|Magnitude and determinants of animal source food consumption among children aged 6–23?months in Ethiopia: secondary analysis of the 2016 Ethiopian demographic and health survey|
||Gebretsadkan Gebremedhin Gebretsadik, Amaha Kahsay Adhanu and Afework Mulugeta
||BMC Public Health, Volume 22, issue 453; DOI: https://doi.org/10.1186/s12889-022-12807-8
Undernutrition puts children in a physical and cognitive disadvantage. Animal source foods (ASFs) are important components of nutritious diets and play a significant role in increasing dietary diversity and minimizing the risk of undernutrition among children. Ethiopia still suffers from child undernutrition and there’s no adequate information regarding consumption of ASFs. The objective of this study was to determine the magnitude and determinanats of ASF consumption among children 6–23?months of age.
A total weighted sample of 2861 children drawn from the 2016 Ethiopian demographic and health survey was analyzed using “SVY” command of STATA 14.0. Multivariable logistic regression was used to determine the independent determinants of ASF consumption. The strength of the association was measured by odds ratio and 95% confidence interval and p-value 0.05 was considered statistically significant.
Nearly half (46.5%) of the children reported consuming any type of ASF. Religion, child age, number of household assets, number of livestock owned by a household, and ownership of land usable for agriculture were significant determinants of the outcome variable. The odds of ASF consumption were six times, twice, and 70% lower in orthodox children compared to other (catholic, traditional, or others), muslim, and protestant children, respectively. Household ownership of assets and livestock led to an increase in consumption of ASF by 19 and 2%, respectively. Children aged 18–23?months were more likely to consume ASF as compared to the younger age group (6–8?months old children). In the contrary, children from households that own land usable for agriculture were 33% less likely to consume ASFs as compared to those from households that do not own.
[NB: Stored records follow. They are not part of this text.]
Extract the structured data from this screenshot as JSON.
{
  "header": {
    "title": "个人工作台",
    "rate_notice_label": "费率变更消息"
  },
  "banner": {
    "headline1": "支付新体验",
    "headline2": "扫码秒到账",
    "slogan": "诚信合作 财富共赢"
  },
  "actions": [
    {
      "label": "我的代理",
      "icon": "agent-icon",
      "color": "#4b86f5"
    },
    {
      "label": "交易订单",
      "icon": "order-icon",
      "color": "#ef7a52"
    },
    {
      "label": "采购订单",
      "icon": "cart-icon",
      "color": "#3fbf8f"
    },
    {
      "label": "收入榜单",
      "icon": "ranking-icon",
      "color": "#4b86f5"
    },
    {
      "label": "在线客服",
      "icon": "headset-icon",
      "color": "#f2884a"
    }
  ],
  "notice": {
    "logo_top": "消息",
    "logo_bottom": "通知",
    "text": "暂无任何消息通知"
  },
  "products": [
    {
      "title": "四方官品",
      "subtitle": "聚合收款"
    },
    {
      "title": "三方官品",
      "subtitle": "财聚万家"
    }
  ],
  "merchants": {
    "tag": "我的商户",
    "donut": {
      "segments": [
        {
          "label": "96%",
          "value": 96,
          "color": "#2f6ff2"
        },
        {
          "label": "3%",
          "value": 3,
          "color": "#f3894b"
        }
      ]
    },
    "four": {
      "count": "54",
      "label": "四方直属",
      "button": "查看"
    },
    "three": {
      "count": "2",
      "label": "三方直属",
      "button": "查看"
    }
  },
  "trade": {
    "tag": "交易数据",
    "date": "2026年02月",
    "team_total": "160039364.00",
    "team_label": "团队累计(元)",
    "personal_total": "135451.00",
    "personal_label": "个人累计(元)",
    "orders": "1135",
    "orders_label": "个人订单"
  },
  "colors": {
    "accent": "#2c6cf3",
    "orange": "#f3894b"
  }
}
In Ethiopia, only nearly half of children aged 6–23?months consume any type of ASF. The findings of this study imply that ASF consumption can be increased through integrated actions that involve community and religious leaders and programs focused on empowering households’ capability of owning other socioeconomic entities including assets and livestock. This study also may contribute to the growing body of research works on the importance of ASF provision in preventing child undernutrition.